START Dataset entries

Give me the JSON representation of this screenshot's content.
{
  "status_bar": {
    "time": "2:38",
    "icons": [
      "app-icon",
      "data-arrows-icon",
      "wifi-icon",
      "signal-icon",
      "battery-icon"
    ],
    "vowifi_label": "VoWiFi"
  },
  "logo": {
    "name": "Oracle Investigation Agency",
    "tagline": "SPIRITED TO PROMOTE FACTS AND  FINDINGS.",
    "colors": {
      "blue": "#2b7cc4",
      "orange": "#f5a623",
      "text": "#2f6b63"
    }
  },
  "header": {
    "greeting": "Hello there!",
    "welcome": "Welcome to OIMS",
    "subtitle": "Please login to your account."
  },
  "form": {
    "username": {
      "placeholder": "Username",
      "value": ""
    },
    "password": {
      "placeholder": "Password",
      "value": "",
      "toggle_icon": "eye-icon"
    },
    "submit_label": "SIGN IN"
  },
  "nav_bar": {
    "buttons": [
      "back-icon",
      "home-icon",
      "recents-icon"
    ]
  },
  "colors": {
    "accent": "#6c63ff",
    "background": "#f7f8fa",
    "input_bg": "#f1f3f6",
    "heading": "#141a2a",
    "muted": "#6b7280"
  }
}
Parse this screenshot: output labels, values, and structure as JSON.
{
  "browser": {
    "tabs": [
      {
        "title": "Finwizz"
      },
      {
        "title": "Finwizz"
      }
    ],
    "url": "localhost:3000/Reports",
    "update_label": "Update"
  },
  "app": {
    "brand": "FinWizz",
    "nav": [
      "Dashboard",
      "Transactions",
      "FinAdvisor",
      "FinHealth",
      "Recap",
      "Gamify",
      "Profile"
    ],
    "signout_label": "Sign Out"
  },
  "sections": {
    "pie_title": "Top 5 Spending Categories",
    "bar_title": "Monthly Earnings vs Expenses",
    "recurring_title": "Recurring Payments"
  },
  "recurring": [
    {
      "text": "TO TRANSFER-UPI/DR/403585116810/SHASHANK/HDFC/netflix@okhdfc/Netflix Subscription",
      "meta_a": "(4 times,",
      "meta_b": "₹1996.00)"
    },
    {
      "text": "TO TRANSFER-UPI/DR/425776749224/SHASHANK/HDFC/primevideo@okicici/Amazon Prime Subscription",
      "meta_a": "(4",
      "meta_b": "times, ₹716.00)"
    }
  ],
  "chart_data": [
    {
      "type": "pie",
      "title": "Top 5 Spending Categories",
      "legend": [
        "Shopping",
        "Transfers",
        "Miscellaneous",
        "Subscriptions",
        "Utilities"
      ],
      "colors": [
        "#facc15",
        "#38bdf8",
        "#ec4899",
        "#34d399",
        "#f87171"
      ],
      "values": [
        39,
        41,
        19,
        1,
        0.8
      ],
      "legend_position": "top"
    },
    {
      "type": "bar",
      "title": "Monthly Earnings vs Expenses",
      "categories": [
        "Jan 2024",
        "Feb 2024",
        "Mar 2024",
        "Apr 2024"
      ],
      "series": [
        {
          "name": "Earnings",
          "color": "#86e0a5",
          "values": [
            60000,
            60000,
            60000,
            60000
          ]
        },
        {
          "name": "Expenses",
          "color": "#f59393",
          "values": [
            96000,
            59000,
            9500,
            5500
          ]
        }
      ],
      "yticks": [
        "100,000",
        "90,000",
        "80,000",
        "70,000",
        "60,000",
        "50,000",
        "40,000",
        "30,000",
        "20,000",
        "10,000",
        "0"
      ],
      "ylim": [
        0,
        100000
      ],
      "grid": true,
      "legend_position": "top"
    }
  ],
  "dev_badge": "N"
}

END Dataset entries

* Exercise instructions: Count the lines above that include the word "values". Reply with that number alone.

* Answer to the problem: 4